The young people in Bulgaria – my generation – we were brought up, listening again and again to our parents desperately repeating that we, Bulgarians, we are nothing. We do not know how things “should be done”. In “normal” countries everything is normal, not like in ours. We learned to respect a western European just because he or she comes from a “normal” country. We learned that we just have criminals, while the “normal” West has learned to deal with every problem of society. But, what is worse, we also learned, that we are not able to change this status quo, because, we in the East, we are just not as good as the West Europeans. The sooner you learn this, the more easily you are accepted in your society, and, of course, the less difficulties you will have fitting into the “whole”.

I grew up and started to see things from my own point of view, which I tried to create through gathered experience, and not through what I have heard somebody else saying. I have experienced smart people both in Bulgaria and in Germany, poor people both in Georgia and Belgium, criminals both at home and abroad. So I started to ask myself whether it is true that we are born worse than the people from the West.

Today it is clear to anybody, that building a real, functioning democracy inevitably goes through building a strong civil society. In order to do so we invite to my country “missionaries” from all over developed Europe to help us strengthen our civil society, believing that it cannot be done in a different way – we are the pupils and they are the teachers.

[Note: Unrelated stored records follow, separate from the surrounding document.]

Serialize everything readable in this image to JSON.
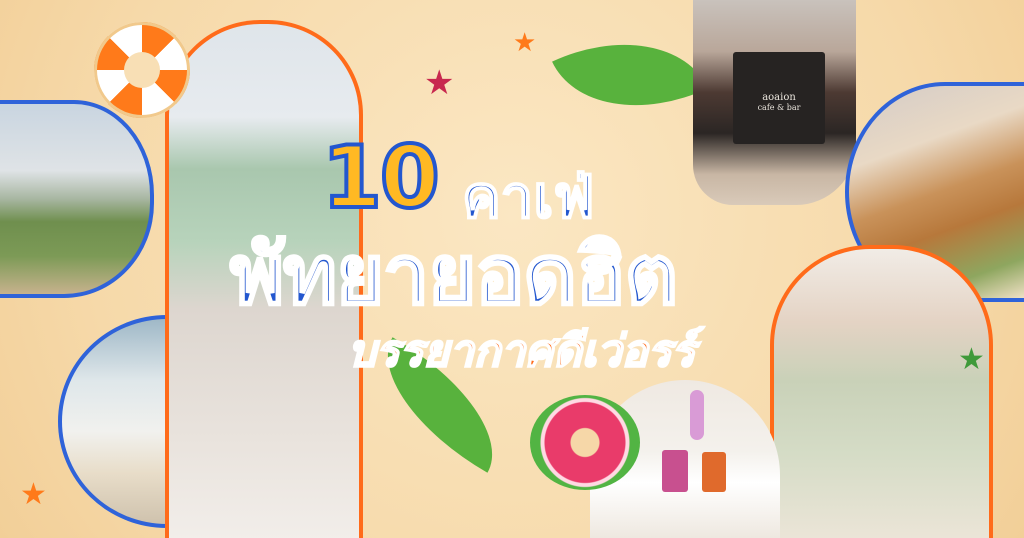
{
  "title": {
    "number": "10",
    "line1": "คาเฟ่",
    "line2": "พัทยายอดฮิต",
    "line3": "บรรยากาศดีเว่อรร์"
  },
  "cup_brand": "aoaion",
  "cup_sub": "cafe & bar",
  "colors": {
    "accent_blue": "#2357cf",
    "accent_orange": "#ff6b1a",
    "accent_yellow": "#ffb923",
    "background": "#f7dfb4"
  }
}
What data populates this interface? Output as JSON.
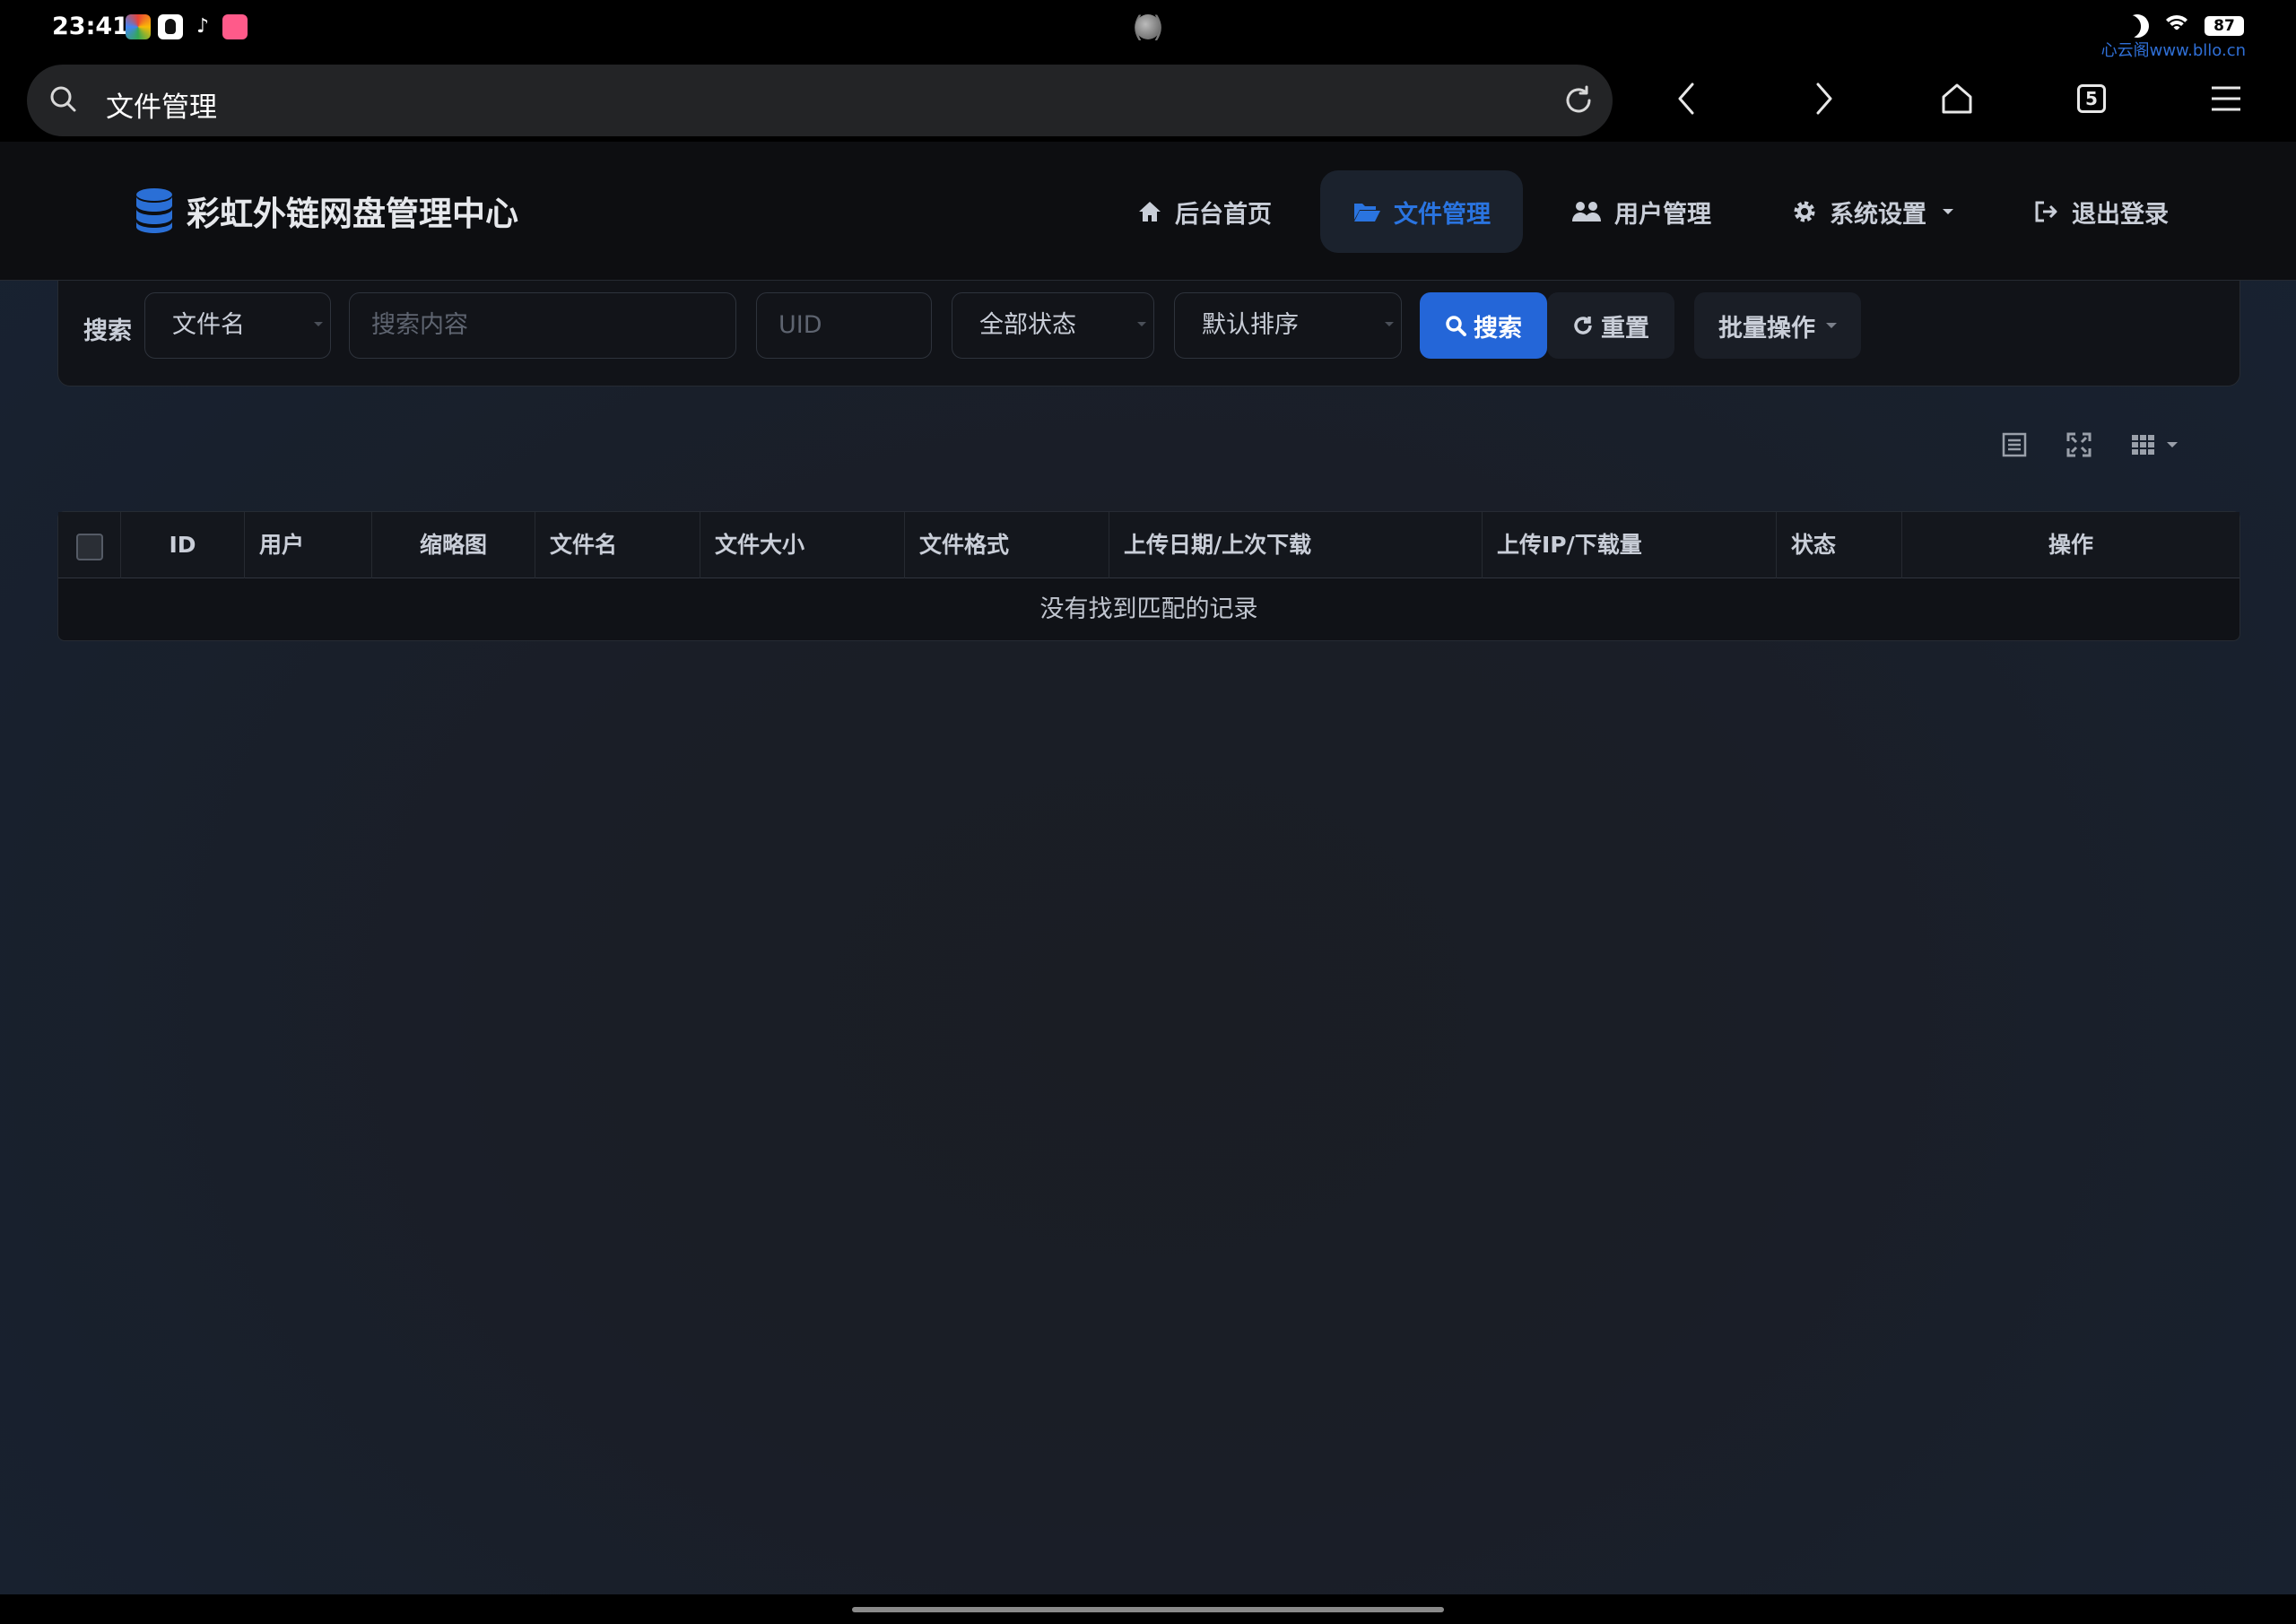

But what actually happens, is just a transfer of a western European model, which simply does not fit everywhere, which we are not ready for. Maybe our own path is simply in a different direction. 

Another problem is that those “teachers” are mostly very good at criticizing what we should change here, but once they have the chance to benefit from some low imperfectness, or from a certain custom they have just spoken against, they would not let themselves pass that chance. This is also unfair and I would call it implementation of the so called “double moral standards” rather than supporting a society on its developing way.

I think we in the East should be more self-confident and realize that we have something valuable, and the West – something else. We do not have to completely forget what we used to be and what we are in order to adopt a completely new lifestyle that nobody can prove is the better one. The healthy connection between the West and the East does not consist in a one-way knowledge transfer, which is cultural imperialism, but in a balanced exchange from both sides – both should give and take.

There is no point in blaming the West for being superior and looking down on each society, whose women still enjoy being the “weaker sex”, tradition does play a role and the whole is more important than the individual – it is a matter of a choice. And in general – there is no point in losing constructive energy in blaming something that does not depend on you.

It is much more effective to look for what could be done, rather than for “whose fault it was”. So I will stay concentrated on my society, on the environment I have here every day, and think about what could be done. It is us that have chosen not to like what we have, not to like what we are, but complaining and admiring the others, without even knowing that they also have their own “diseases”.

In my opinion, the biggest, impossible to overcome differences between East and West exist only in our minds. A common European civil society has no future until the West – East dialogue becomes one of equal parties, sharing different values of equal importance.  

 

 


Comments by readers

 

Terms of UsePrivacy Policy
Copyright © 2008, CEE Trust. All rights reserved!
Django development by A115 Ltd.